Clearly, this is a problem of hidden victims. In 2003 the FBI, Justice Department and the National Center for Missing & Exploited Children (NCMEC) launched Innocence Lost. Previously, if this problem was addressed at all, it was addressed at the local level, often causing pimps to simply move kids to another city. Or, police arrested the kids. For the first time we began to look at the problem from a national perspective, identifying the networks and the patterns.
Today there are 41 Innocence Lost task forces. Nearly 700 pimps have been arrested and convicted, with six getting life sentences. More than 1,200 kids have been rescued, but much more must be done to help them. Over the past eight years, we have learned at least five key things:
(1) That these kids are truly victims. This is 21st century slavery. The pimps and the customers are the criminals. The kids need to be rescued, not arrested. However, the resources available to help them are woefully inadequate. There are some extraordinary programs doing heroic work, but there are not enough of them, and those that exist need more resources. That is why this legislation is so important.
(2) That much of this problem is organized crime. There are networks. The kids are moved from city to city. This is a text book example of supply and demand. The kids are taken to places with high demand and the greatest profit potential. While most of this is not traditional Mafia-type organized crime, in April 2010 a federal grand jury in New York indicted members of the Gambino crime family for selling kids for sex via the Internet.
(3) We have learned that offenders don't just parade these kids on city streets any more.

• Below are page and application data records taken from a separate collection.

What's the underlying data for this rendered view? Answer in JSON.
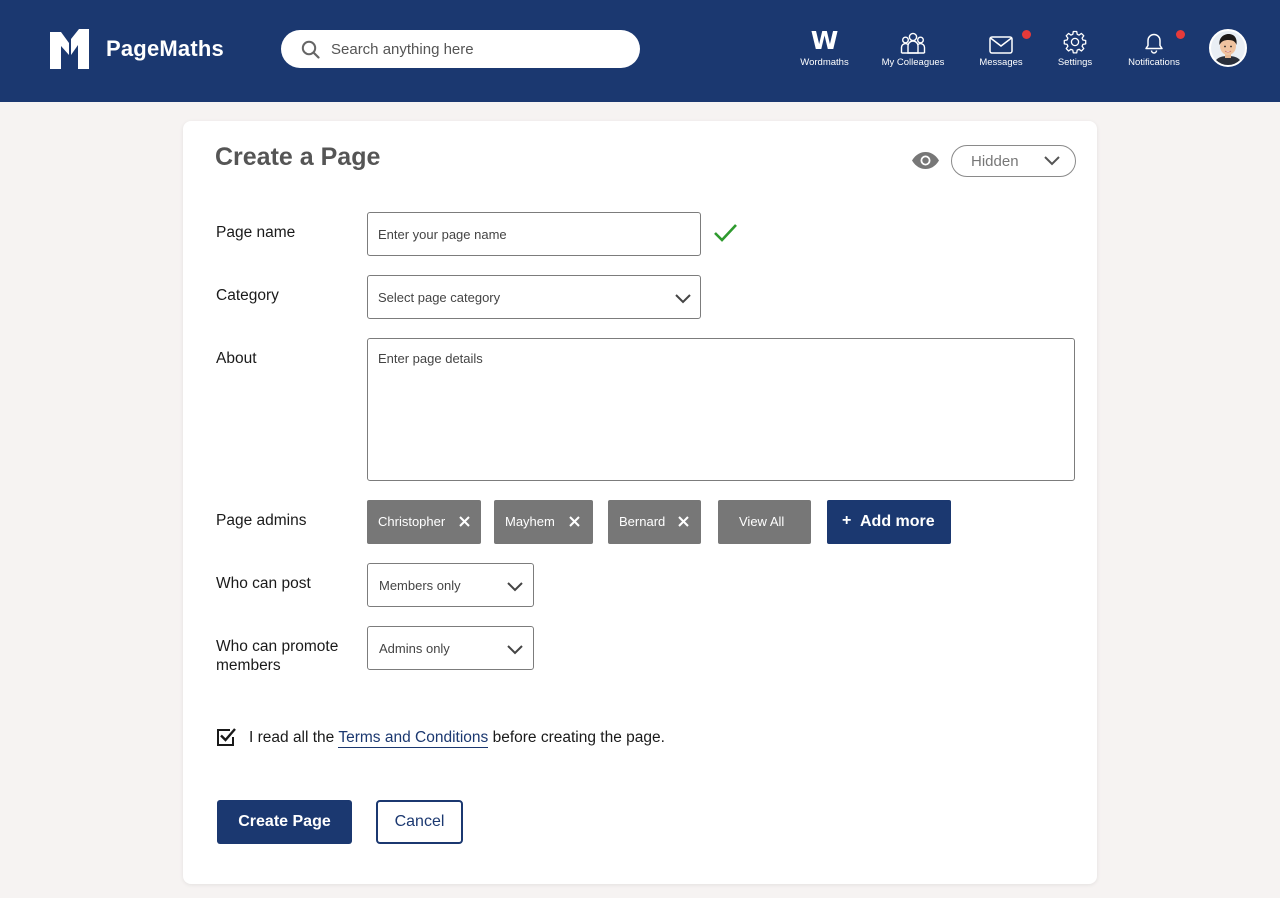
{
  "header": {
    "brand": "PageMaths",
    "search": {
      "placeholder": "Search anything here"
    },
    "nav": {
      "wordmaths": {
        "glyph": "W",
        "label": "Wordmaths"
      },
      "colleagues": {
        "label": "My Colleagues"
      },
      "messages": {
        "label": "Messages",
        "has_badge": true
      },
      "settings": {
        "label": "Settings"
      },
      "notifications": {
        "label": "Notifications",
        "has_badge": true
      }
    }
  },
  "form": {
    "title": "Create a Page",
    "visibility": {
      "value": "Hidden"
    },
    "page_name": {
      "label": "Page name",
      "placeholder": "Enter your page name",
      "valid": true
    },
    "category": {
      "label": "Category",
      "value": "Select page category"
    },
    "about": {
      "label": "About",
      "placeholder": "Enter page details"
    },
    "admins": {
      "label": "Page admins",
      "chips": [
        "Christopher",
        "Mayhem",
        "Bernard"
      ],
      "view_all": "View All",
      "add_more": "Add more",
      "add_symbol": "+"
    },
    "who_can_post": {
      "label": "Who can post",
      "value": "Members only"
    },
    "who_can_promote": {
      "label_line1": "Who can promote",
      "label_line2": "members",
      "value": "Admins only"
    },
    "terms": {
      "checked": true,
      "prefix": "I read all the ",
      "link": "Terms and Conditions",
      "suffix": " before creating the page."
    },
    "buttons": {
      "create": "Create Page",
      "cancel": "Cancel"
    }
  },
  "colors": {
    "primary": "#1b3870",
    "badge": "#e63a3a",
    "chip": "#777777",
    "success": "#2e9a2e",
    "background": "#f6f3f2"
  },
  "icons": {
    "search": "search-icon",
    "visibility": "eye-icon",
    "dropdown": "chevron-down-icon",
    "remove": "close-icon",
    "valid": "checkmark-icon"
  }
}
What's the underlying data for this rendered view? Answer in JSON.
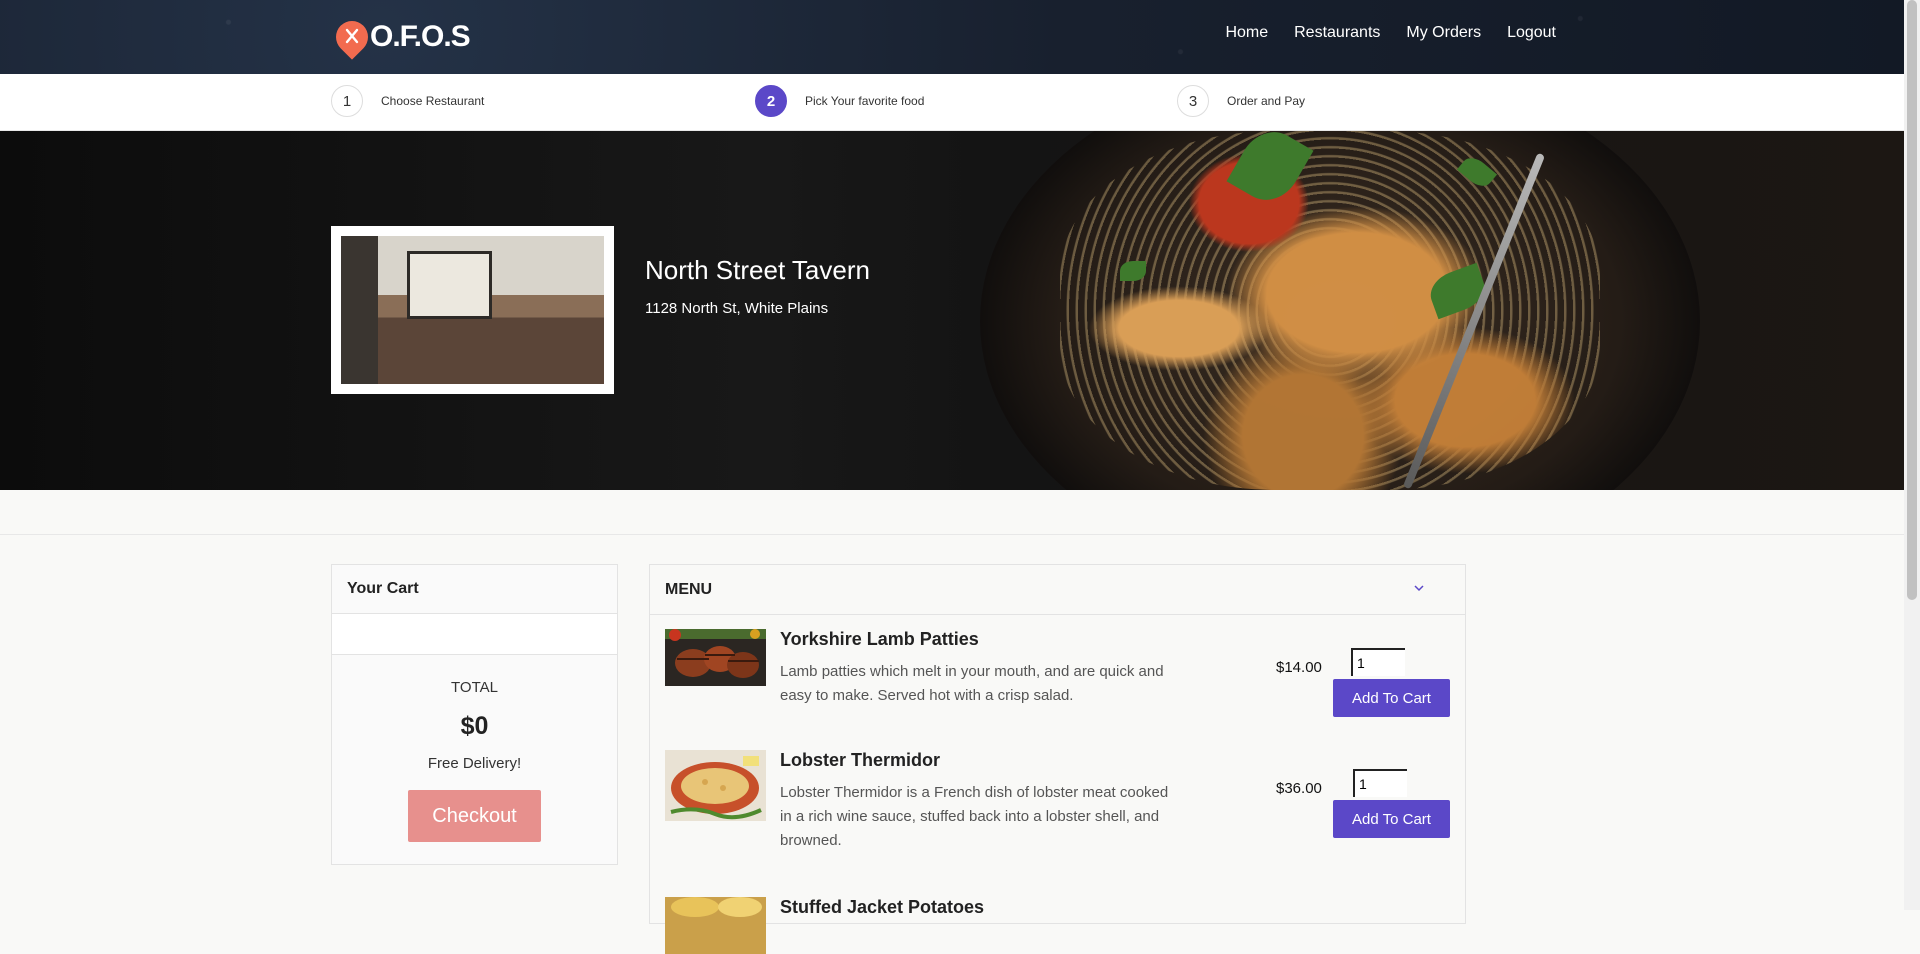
{
  "brand": {
    "name": "O.F.O.S",
    "accent": "#f26b4f"
  },
  "nav": {
    "home": "Home",
    "restaurants": "Restaurants",
    "my_orders": "My Orders",
    "logout": "Logout"
  },
  "steps": [
    {
      "num": "1",
      "label": "Choose Restaurant",
      "active": false
    },
    {
      "num": "2",
      "label": "Pick Your favorite food",
      "active": true
    },
    {
      "num": "3",
      "label": "Order and Pay",
      "active": false
    }
  ],
  "restaurant": {
    "name": "North Street Tavern",
    "address": "1128 North St, White Plains"
  },
  "cart": {
    "title": "Your Cart",
    "total_label": "TOTAL",
    "total": "$0",
    "delivery": "Free Delivery!",
    "checkout_label": "Checkout"
  },
  "menu": {
    "title": "MENU",
    "items": [
      {
        "title": "Yorkshire Lamb Patties",
        "description": "Lamb patties which melt in your mouth, and are quick and easy to make. Served hot with a crisp salad.",
        "price": "$14.00",
        "qty": "1",
        "button": "Add To Cart"
      },
      {
        "title": "Lobster Thermidor",
        "description": "Lobster Thermidor is a French dish of lobster meat cooked in a rich wine sauce, stuffed back into a lobster shell, and browned.",
        "price": "$36.00",
        "qty": "1",
        "button": "Add To Cart"
      },
      {
        "title": "Stuffed Jacket Potatoes",
        "description": "",
        "price": "",
        "qty": "",
        "button": ""
      }
    ]
  },
  "colors": {
    "primary": "#5b48c8",
    "checkout": "#e7908d",
    "nav_bg": "#18202e"
  }
}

Today, customers shop online from the privacy of their homes or hotel rooms. That is why in 2008 we joined with former Connecticut Attorney General Richard Blumenthal and more than 40 other state Attorneys General in an agreement with Craigslist, the largest online classified advertising site. Two years later Craigslist shut down their adult ads.
Our current focus is Backpage, the next largest site. They, too, have agreed to take action. Two weeks ago, I met with leaders of their company. It was a difficult, contentious meeting, but we are hopeful that the steps they are taking will eliminate the sale of kids for sex on their site. We are hopeful, but skeptical.
We recognize that if we put pressure in one area, some of this will
migrate to other areas. But that is progress nonetheless. We
must follow the money.
(4) We have learned that we need far more attention to prevention. Increasingly, our society has sexualized children at younger and younger ages. This has led many children to perceive some degree of sexual exploitation as normal. We must take steps to prevent children from becoming compliant victims; and
(5) We must attack the demand. Why is there such massive consumer demand for sex with kids? It has never been more blatant or more normalized than it is today in this era of the Internet. We need to hold the customers accountable for their actions, and we need to awaken the public to the need for real social change. It worked with tobacco, breast cancer, seat belts and car seats. It is time to address the sexual exploitation and victimization of children.
Senator Wyden, Senator Cornyn: Your legislation represents a major step forward on behalf of thousands of America's hidden victims. We are deeply grateful.